● **RECORDS TO USE**:
§ §
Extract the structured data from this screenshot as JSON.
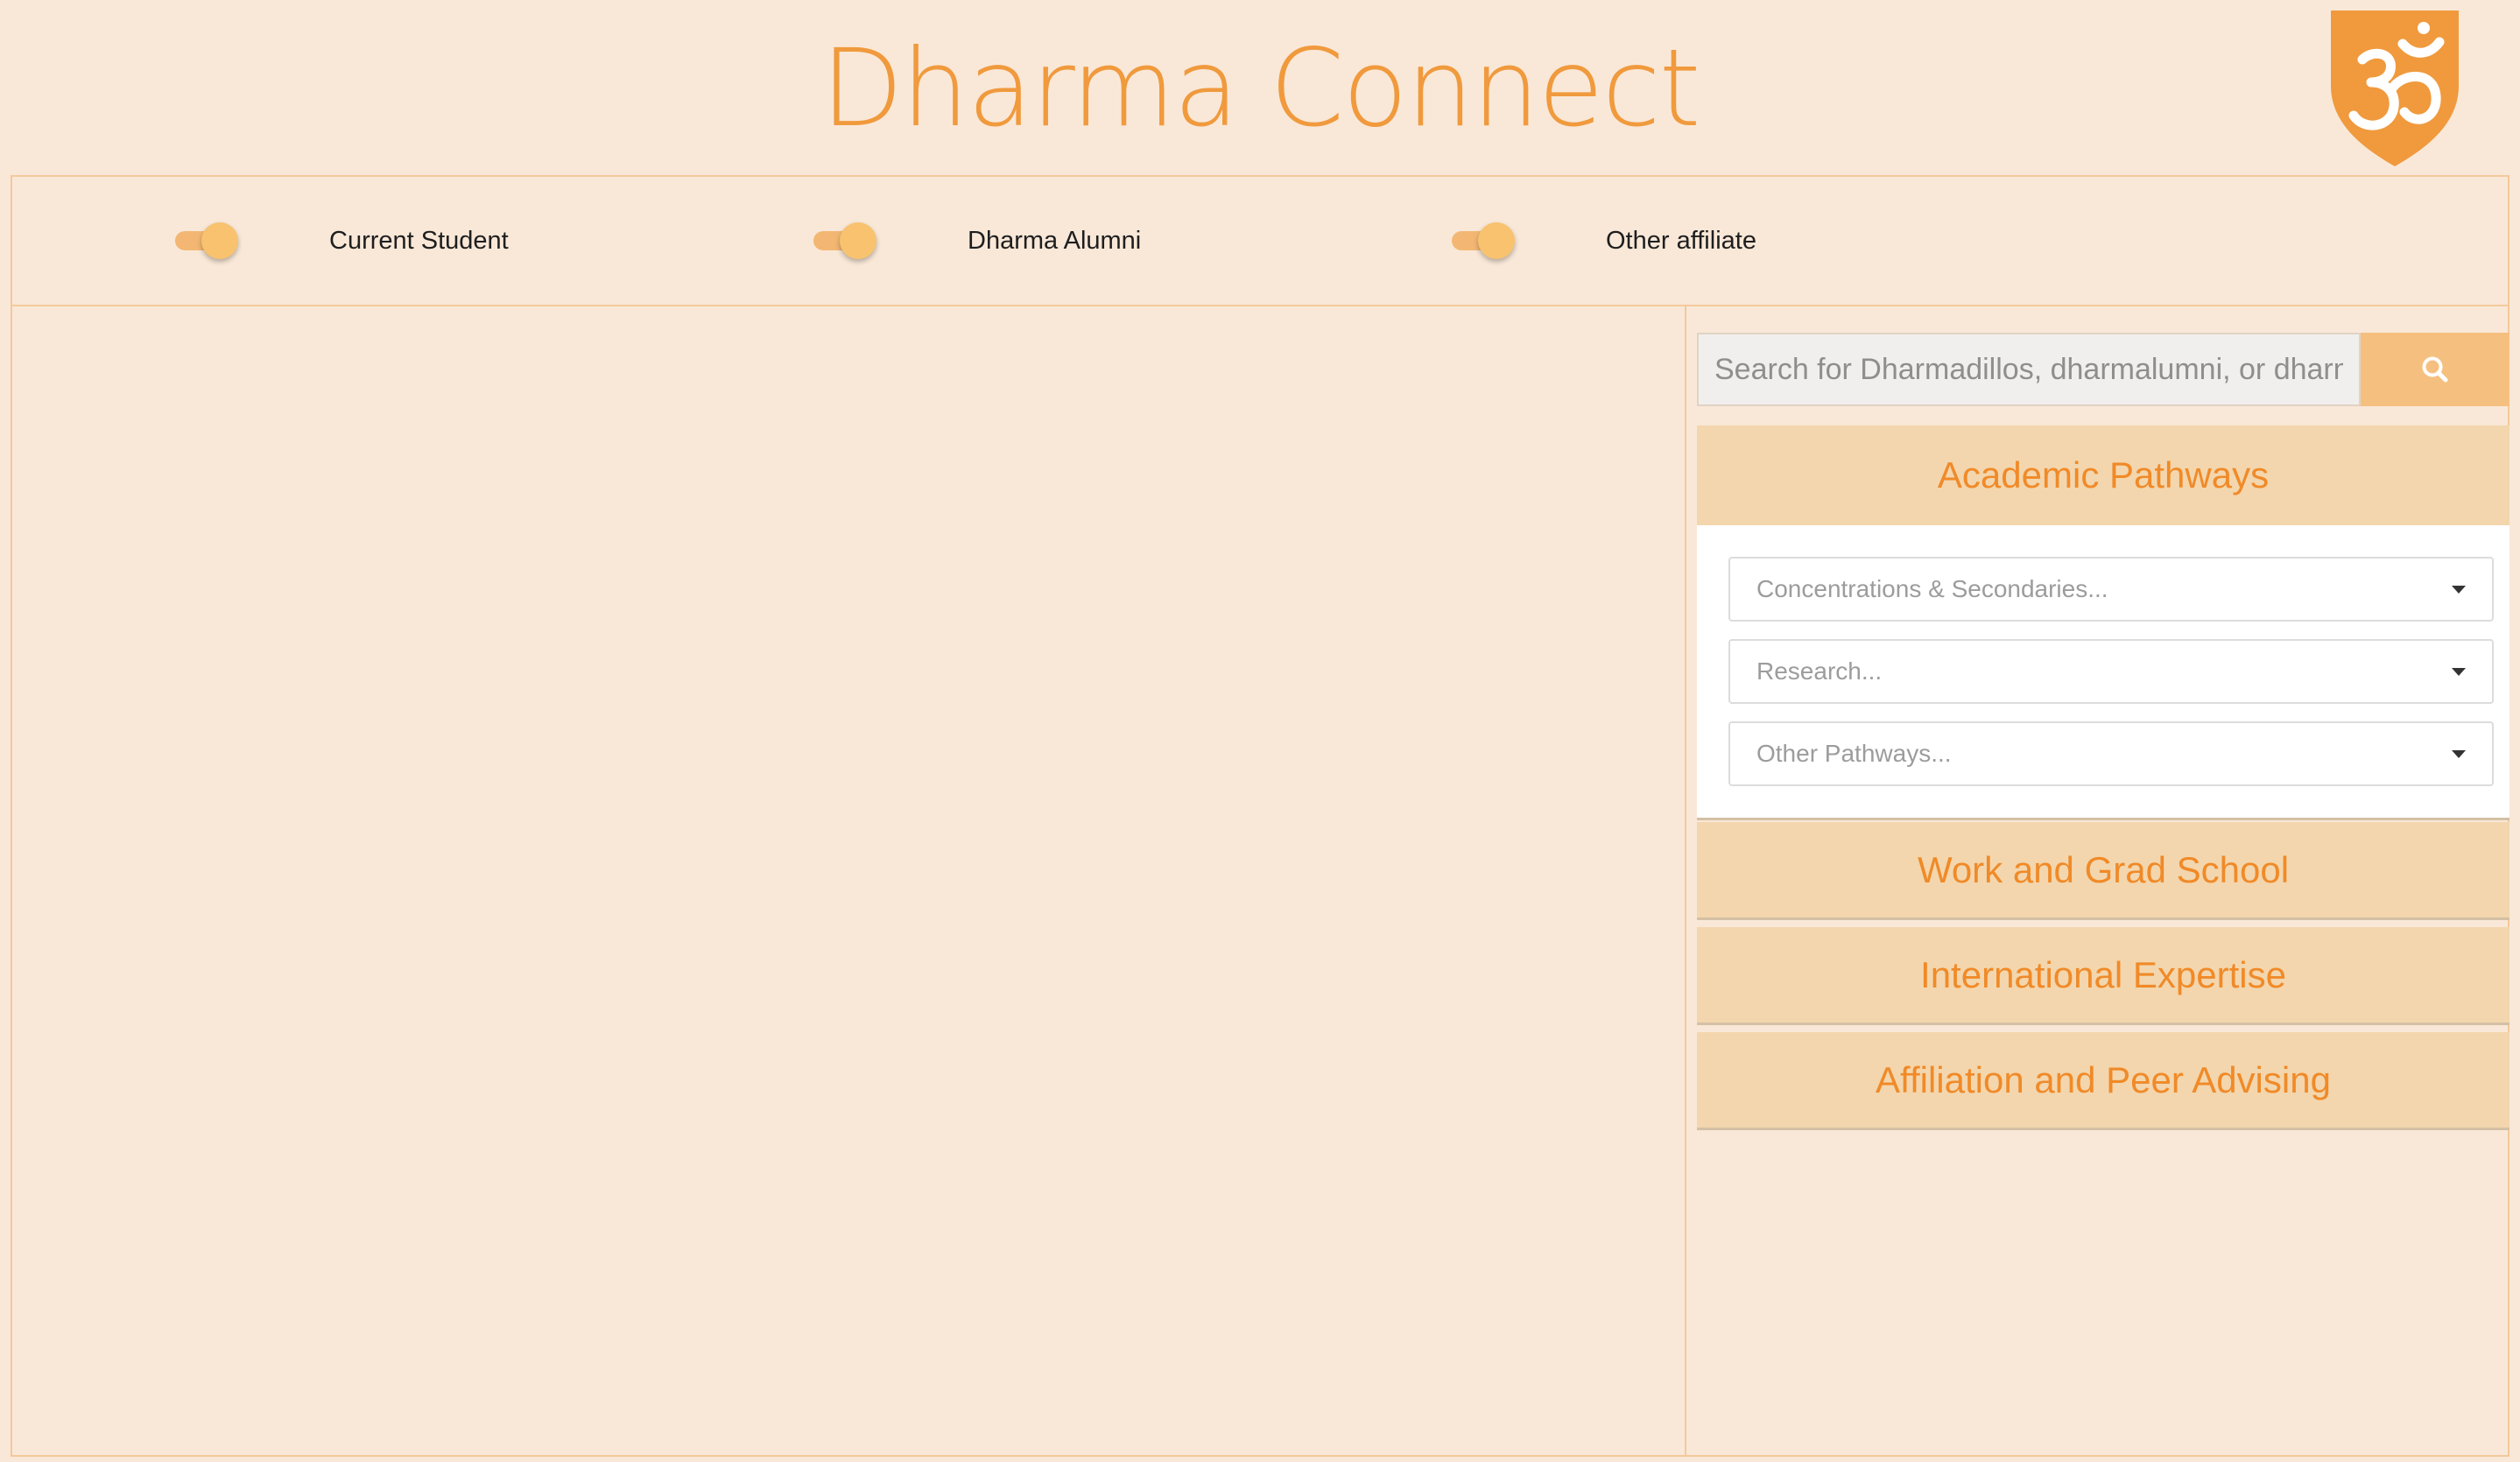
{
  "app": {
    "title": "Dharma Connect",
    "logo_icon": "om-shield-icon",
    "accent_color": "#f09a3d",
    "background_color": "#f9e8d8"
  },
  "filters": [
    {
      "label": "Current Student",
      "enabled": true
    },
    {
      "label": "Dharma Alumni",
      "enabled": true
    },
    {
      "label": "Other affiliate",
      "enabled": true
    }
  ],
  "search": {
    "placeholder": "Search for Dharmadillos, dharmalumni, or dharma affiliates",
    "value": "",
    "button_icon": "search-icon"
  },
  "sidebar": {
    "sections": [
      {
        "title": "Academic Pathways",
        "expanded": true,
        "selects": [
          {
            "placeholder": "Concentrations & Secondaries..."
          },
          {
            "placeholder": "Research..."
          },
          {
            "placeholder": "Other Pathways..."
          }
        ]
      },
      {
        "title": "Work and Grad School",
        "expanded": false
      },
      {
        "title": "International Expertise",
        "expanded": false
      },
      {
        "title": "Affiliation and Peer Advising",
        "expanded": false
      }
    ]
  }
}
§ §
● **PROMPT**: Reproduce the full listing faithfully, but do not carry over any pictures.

● **COMPLETED TASK**:
Extract the structured data from this screenshot as JSON.
{
  "app": {
    "title": "Dharma Connect",
    "logo_icon": "om-shield-icon",
    "accent_color": "#f09a3d",
    "background_color": "#f9e8d8"
  },
  "filters": [
    {
      "label": "Current Student",
      "enabled": true
    },
    {
      "label": "Dharma Alumni",
      "enabled": true
    },
    {
      "label": "Other affiliate",
      "enabled": true
    }
  ],
  "search": {
    "placeholder": "Search for Dharmadillos, dharmalumni, or dharma affiliates",
    "value": "",
    "button_icon": "search-icon"
  },
  "sidebar": {
    "sections": [
      {
        "title": "Academic Pathways",
        "expanded": true,
        "selects": [
          {
            "placeholder": "Concentrations & Secondaries..."
          },
          {
            "placeholder": "Research..."
          },
          {
            "placeholder": "Other Pathways..."
          }
        ]
      },
      {
        "title": "Work and Grad School",
        "expanded": false
      },
      {
        "title": "International Expertise",
        "expanded": false
      },
      {
        "title": "Affiliation and Peer Advising",
        "expanded": false
      }
    ]
  }
}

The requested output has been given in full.